The WSJ says in a Page One story that although many worry about economic or political upheaval in places such as Nigeria or Iraq impacting the price of oil, one of the "world's biggest weaknesses" lies in the Gulf of Mexico. Even though last year's shutdown of a pipeline after Hurricane Katrina was mentioned in the media, most don't realize how close the country got to the brink of a large-scale gasoline shortage. Steps have been taken to improve the response time to any similar disasters in the future, but, as hurricane season is about to start again, the Journal emphasizes there are still weaknesses in the system.
Everybody notes inside that new figures show a senior aide to House appropriations committee Chairman Jerry Lewis, a California Republican, received almost $2 million when he left a lobbying firm last year.
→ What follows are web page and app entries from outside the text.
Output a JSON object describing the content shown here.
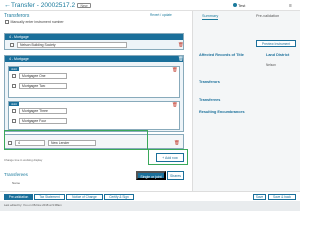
{
  "header": {
    "back": "←",
    "title": "Transfer - 20002517.2",
    "badge": "New",
    "user": "Test",
    "menu": "≡"
  },
  "main": {
    "section_title": "Transferors",
    "revert": "Revert / update",
    "manual_label": "Manually enter instrument number",
    "mortgage1_head": "4 - Mortgage",
    "mortgage1_field": "Nelson Building Society",
    "mortgage2_head": "4 - Mortgage",
    "chip1": "Joint",
    "field_one": "Mortgagee One",
    "field_two": "Mortgagee Two",
    "chip2": "Joint",
    "field_three": "Mortgagee Three",
    "field_four": "Mortgagee Four",
    "row_ref": "4",
    "row_new": "New Lender",
    "add_button": "+ Add row",
    "change_note": "Change true in working display",
    "single_button": "Single or joint",
    "shares_button": "Shares",
    "transferees": "Transferees",
    "name_label": "Name"
  },
  "right": {
    "tab_summary": "Summary",
    "tab_prevalidation": "Pre-validation",
    "preview_button": "Preview Instrument",
    "affected_label": "Affected Records of Title",
    "land_district_label": "Land District",
    "land_district_value": "Nelson",
    "transferors_label": "Transferors",
    "transferees_label": "Transferees",
    "resulting_label": "Resulting Encumbrances"
  },
  "bottom": {
    "tabs": [
      "Pre-validation",
      "Tax Statement",
      "Notice of Change",
      "Certify & Sign"
    ],
    "save": "Save",
    "save_back": "Save & back",
    "status": "Last edited by: You on 08-Nov-2018 at 9:08am"
  },
  "colors": {
    "accent": "#1a6f9a",
    "highlight": "#3aa85a",
    "delete": "#c0392b"
  }
}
Although eyebrows had already been raised about the $600,000 Jeffrey S. Shockey received when he left the firm, the new data shows that this was the first of several payments. Shockey's lawyers insist he was merely paid for the value of his partnership, which was based on the money he would have brought to the business.
According to the NYT, U.S. and European officials gave Iran a deadline of June 29 to respond to the package of incentives offered earlier this week to get the country to suspend its uranium enrichment program.
Two down, 62 to go … The NYT and the WP front the opening day of the World Cup. Germany beat Costa Rica 4-2 in what turned out to be the highest-scoring opening match. The biggest surprise of the day, though, came when Ecuador, who has been to only one World Cup before, defeated the favored Poles 2-0. The NYT mentions how soccer is changing the way Iranians have fun in public, the WP reports that, contrary to tradition, many in England have started flying the flag to show support for their team, and the LAT reports on the huge security operation surrounding the World Cup.